* _THE TASK_: Across the entries below, how many lines contain the word "tone"? Give the number alone.

============

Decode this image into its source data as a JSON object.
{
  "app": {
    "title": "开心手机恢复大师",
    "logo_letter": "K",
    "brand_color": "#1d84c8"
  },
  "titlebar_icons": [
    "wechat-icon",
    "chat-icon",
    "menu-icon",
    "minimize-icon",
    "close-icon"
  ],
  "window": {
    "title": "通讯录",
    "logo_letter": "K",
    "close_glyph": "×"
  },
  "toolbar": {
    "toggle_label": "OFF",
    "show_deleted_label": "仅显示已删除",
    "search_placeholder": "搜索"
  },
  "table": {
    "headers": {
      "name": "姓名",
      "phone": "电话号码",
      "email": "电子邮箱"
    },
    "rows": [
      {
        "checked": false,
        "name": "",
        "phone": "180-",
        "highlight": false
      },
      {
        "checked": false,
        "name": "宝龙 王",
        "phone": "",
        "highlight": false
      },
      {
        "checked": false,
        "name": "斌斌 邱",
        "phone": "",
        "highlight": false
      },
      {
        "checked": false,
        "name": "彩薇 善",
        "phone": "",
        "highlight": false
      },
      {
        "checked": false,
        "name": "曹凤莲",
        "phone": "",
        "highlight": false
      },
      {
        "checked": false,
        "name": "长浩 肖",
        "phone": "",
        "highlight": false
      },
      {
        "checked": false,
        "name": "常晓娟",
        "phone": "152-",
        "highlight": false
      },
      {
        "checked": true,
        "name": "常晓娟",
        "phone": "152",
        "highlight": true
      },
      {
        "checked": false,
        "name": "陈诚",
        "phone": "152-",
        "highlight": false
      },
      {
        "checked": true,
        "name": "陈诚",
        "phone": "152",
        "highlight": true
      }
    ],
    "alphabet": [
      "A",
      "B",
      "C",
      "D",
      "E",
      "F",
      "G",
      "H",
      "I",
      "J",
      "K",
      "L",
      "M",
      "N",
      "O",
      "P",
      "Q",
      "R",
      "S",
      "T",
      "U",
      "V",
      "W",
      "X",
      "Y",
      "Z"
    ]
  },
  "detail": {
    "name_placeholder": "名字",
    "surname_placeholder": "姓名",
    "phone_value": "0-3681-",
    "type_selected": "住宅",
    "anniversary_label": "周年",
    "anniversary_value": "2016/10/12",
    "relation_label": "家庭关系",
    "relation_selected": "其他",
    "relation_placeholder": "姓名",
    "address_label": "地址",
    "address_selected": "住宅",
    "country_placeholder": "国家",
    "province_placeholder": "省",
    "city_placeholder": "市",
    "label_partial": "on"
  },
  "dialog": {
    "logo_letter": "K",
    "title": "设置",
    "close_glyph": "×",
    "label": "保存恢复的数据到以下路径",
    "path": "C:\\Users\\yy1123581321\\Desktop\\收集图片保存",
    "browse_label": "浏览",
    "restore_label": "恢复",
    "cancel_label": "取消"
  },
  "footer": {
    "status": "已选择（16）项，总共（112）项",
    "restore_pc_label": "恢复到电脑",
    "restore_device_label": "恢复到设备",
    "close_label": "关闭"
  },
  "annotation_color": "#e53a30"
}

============

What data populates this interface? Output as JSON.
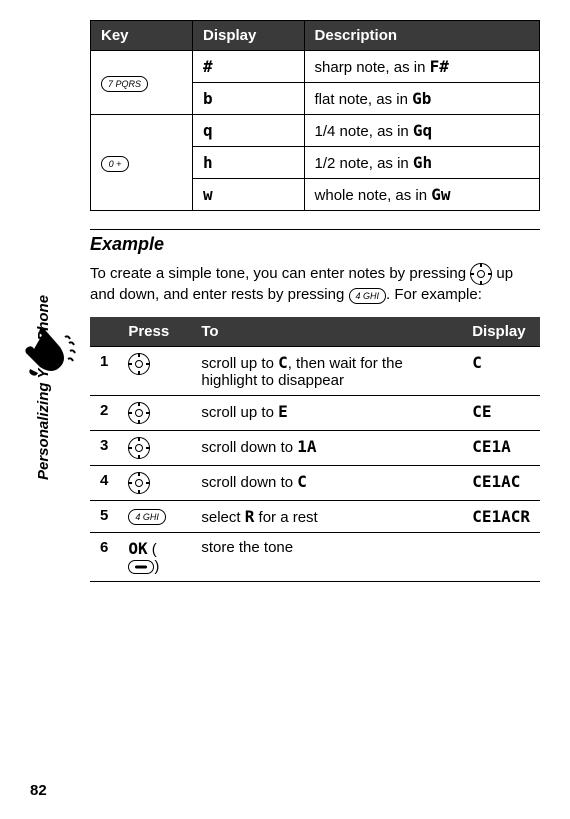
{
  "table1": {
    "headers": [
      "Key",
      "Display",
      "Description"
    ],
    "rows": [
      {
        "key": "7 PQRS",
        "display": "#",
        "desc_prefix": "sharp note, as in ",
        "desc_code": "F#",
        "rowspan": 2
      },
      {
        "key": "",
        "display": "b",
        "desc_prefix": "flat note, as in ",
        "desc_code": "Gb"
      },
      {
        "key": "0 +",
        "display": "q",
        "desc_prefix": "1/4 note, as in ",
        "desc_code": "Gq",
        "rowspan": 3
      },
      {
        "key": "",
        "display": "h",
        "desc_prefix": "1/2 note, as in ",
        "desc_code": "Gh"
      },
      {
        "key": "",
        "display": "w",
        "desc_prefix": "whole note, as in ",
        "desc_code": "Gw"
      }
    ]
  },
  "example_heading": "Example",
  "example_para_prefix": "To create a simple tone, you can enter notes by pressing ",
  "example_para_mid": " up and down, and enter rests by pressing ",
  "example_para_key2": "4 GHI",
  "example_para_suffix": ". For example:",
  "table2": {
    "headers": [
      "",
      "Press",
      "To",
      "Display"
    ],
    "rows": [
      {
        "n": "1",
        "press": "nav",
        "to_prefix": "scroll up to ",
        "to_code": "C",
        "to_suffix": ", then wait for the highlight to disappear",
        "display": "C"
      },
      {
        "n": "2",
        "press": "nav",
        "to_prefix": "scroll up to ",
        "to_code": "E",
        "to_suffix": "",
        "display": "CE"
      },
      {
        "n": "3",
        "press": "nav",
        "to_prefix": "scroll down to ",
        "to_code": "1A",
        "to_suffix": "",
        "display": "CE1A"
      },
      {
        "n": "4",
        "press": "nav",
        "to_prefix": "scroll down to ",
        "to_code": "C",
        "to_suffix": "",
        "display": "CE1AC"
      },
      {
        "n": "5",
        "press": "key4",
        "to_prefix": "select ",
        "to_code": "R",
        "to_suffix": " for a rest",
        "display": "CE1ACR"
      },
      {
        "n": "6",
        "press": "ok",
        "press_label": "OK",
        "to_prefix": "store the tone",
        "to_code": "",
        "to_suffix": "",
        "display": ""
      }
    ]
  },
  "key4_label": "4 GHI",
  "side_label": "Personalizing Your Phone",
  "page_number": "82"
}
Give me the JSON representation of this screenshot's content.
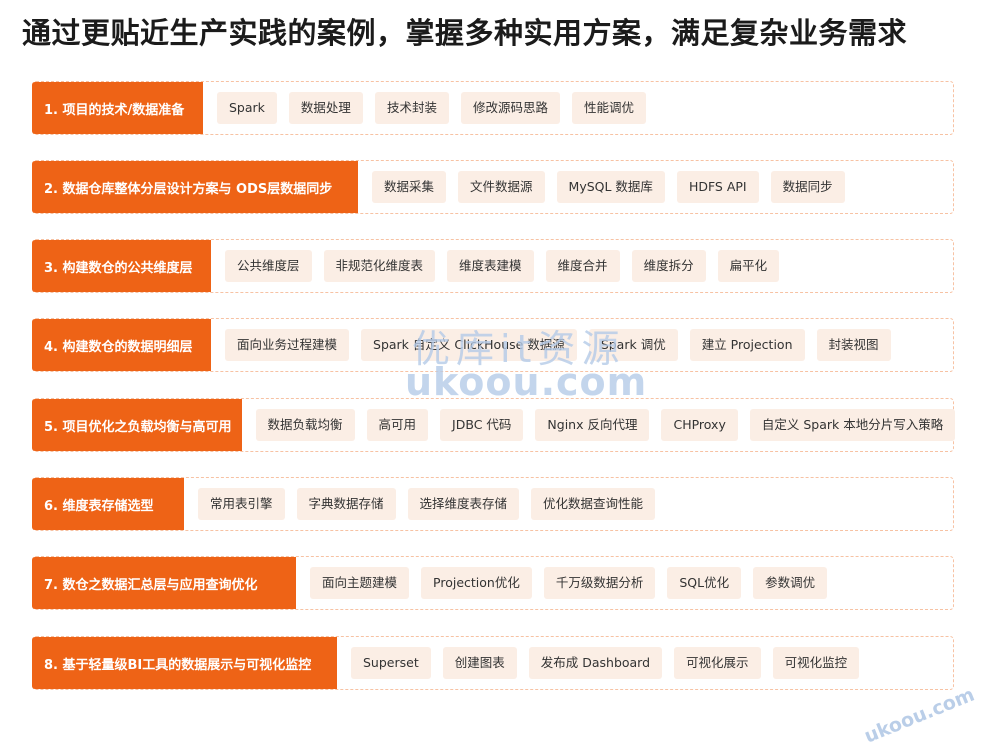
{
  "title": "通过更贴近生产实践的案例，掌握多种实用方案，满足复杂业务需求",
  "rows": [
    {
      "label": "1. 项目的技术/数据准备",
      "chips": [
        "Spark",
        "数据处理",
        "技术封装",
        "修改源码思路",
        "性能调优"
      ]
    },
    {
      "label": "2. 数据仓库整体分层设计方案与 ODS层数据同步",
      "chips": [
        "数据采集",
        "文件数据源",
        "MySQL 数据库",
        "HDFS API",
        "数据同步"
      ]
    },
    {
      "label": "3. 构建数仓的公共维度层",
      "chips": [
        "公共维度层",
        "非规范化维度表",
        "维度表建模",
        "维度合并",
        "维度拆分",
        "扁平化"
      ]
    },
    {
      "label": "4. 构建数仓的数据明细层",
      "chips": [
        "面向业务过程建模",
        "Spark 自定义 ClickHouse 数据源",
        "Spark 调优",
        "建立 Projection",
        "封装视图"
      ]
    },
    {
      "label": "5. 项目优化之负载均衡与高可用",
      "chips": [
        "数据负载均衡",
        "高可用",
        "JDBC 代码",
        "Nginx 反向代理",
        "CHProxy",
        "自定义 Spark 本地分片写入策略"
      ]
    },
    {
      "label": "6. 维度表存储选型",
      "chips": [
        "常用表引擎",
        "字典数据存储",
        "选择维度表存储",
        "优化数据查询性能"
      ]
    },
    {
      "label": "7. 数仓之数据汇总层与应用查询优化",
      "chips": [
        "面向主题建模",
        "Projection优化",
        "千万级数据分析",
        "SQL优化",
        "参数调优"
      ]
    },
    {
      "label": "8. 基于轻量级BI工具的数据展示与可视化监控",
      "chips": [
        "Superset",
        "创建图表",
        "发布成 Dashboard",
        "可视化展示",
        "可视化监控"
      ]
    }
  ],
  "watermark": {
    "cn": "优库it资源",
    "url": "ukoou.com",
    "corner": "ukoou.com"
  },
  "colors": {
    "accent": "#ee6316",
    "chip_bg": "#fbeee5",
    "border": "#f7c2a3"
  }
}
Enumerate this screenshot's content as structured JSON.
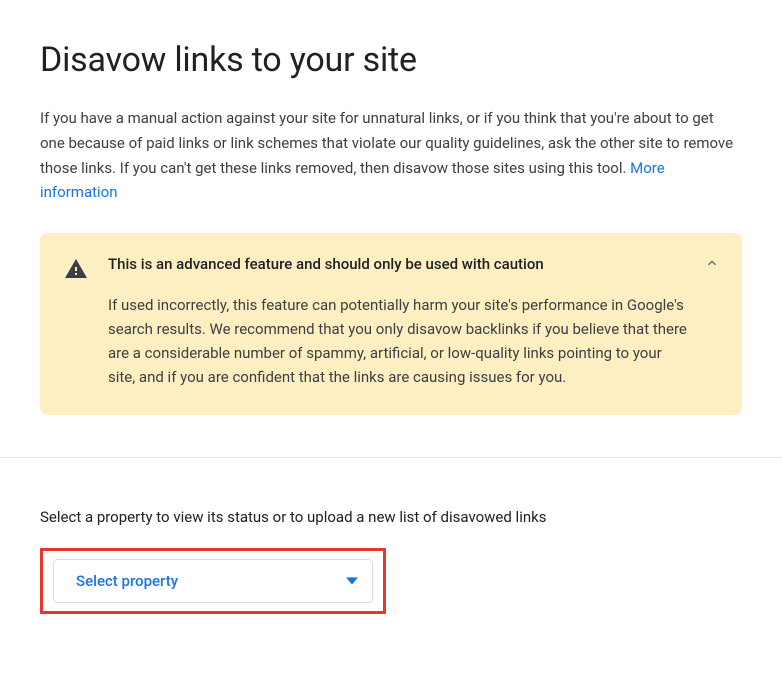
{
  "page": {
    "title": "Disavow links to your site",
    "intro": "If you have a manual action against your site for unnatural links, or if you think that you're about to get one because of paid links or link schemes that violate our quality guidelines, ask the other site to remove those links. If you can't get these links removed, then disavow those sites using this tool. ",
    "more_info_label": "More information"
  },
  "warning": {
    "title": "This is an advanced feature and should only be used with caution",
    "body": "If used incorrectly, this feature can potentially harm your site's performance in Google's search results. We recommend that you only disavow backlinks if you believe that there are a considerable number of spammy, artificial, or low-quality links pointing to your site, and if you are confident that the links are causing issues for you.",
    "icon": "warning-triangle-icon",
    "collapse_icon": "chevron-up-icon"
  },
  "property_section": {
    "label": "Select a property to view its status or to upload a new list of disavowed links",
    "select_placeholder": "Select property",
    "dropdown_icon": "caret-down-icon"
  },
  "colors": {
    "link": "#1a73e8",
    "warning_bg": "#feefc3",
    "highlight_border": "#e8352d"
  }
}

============

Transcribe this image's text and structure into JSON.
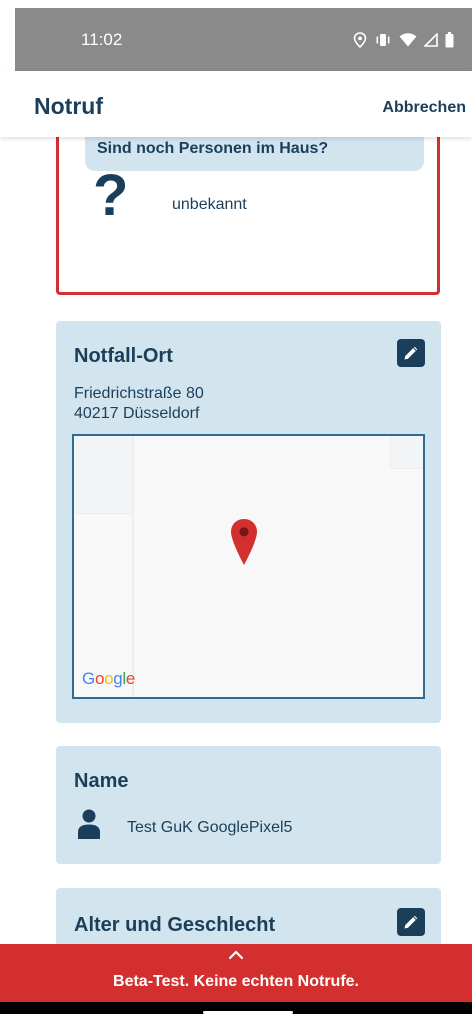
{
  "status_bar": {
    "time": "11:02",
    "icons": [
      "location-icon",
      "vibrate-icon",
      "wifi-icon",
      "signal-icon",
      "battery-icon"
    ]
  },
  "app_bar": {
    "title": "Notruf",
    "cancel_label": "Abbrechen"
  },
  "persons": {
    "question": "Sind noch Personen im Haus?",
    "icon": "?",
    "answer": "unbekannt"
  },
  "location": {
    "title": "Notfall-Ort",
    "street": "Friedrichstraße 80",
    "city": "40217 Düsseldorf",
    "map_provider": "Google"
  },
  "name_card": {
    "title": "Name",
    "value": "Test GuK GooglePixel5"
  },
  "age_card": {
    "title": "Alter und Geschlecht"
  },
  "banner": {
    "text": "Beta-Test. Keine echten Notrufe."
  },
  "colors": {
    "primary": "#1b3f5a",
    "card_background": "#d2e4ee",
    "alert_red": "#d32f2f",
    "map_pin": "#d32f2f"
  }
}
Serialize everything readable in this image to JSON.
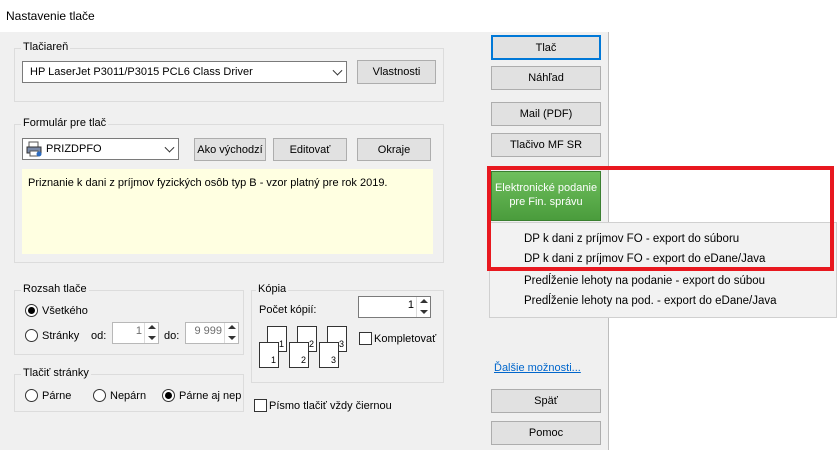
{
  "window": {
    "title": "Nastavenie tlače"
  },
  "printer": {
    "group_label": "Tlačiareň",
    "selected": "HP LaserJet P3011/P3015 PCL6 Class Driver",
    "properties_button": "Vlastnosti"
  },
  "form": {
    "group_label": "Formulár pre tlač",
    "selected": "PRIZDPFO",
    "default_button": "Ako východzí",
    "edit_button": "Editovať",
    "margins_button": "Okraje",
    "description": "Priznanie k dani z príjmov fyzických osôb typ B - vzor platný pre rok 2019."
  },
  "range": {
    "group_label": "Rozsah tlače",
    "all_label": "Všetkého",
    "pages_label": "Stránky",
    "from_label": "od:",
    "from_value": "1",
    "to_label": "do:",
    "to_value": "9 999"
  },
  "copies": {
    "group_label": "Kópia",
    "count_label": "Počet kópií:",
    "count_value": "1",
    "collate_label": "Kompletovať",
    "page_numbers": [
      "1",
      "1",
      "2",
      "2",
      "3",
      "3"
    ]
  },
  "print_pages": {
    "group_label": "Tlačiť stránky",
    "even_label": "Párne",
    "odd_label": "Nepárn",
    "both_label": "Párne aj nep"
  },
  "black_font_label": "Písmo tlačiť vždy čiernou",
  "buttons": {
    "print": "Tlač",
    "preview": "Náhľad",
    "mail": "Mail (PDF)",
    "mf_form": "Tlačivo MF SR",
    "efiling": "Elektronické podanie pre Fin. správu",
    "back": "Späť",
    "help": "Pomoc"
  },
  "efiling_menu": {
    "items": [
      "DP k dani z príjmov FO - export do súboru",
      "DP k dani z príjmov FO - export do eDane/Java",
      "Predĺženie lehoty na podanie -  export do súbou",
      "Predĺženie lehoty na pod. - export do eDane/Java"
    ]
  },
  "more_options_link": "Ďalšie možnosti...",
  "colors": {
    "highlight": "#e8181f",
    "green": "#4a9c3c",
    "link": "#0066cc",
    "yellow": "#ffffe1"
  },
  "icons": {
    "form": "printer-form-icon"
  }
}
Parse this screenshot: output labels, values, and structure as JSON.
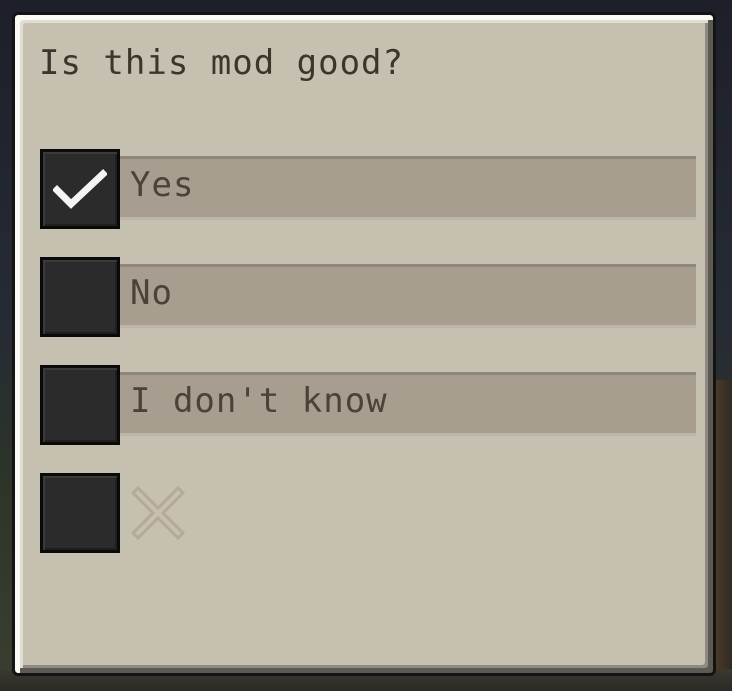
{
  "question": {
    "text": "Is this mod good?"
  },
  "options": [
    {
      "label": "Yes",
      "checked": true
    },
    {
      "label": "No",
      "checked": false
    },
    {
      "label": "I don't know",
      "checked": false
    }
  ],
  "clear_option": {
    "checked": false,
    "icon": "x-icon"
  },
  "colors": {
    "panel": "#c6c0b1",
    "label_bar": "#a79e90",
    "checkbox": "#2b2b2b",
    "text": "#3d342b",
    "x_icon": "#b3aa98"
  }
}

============

* _WRITTEN SOLUTION_: 2